Records excerpted from a collection:

BEGIN

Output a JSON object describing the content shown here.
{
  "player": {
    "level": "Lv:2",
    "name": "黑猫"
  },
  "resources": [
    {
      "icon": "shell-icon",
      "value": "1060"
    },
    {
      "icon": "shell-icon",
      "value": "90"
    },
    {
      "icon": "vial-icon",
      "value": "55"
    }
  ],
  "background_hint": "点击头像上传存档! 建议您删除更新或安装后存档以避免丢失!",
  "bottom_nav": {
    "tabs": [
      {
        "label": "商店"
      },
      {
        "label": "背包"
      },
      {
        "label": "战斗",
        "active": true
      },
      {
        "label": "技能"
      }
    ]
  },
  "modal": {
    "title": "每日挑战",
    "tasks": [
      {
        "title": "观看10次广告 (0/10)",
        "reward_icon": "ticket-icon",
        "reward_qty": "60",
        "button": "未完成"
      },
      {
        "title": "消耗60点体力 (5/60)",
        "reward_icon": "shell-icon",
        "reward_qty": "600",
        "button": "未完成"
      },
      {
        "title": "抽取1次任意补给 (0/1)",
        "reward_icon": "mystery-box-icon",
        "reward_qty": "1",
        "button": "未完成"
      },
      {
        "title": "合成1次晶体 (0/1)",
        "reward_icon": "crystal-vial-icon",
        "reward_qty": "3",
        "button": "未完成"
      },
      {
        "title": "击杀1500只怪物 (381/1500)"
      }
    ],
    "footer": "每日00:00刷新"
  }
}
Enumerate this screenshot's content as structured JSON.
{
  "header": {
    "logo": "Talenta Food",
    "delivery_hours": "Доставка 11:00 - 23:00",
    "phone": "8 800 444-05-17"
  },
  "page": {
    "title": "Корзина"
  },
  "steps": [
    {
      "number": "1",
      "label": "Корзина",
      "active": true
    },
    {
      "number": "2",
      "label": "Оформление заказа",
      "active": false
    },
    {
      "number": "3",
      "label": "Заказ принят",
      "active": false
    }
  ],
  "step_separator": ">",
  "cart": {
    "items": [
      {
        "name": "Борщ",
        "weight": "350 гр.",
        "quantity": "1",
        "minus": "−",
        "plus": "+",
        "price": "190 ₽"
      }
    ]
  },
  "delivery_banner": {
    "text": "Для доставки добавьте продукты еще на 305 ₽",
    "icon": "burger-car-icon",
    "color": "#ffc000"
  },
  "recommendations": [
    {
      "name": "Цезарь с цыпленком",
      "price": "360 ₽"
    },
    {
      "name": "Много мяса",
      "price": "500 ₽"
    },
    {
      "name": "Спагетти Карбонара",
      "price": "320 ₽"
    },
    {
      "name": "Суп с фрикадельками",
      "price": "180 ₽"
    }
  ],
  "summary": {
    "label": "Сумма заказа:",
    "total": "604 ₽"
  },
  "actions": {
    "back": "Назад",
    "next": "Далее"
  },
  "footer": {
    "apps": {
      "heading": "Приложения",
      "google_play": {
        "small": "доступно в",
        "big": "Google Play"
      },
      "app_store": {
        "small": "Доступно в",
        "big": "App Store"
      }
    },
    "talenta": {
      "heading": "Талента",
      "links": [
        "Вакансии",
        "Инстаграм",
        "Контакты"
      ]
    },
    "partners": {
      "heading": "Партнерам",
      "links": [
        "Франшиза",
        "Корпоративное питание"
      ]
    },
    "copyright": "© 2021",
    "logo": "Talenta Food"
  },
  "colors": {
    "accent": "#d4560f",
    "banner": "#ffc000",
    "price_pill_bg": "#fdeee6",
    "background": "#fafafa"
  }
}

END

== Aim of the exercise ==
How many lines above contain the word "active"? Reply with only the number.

== Exercise answer ==
4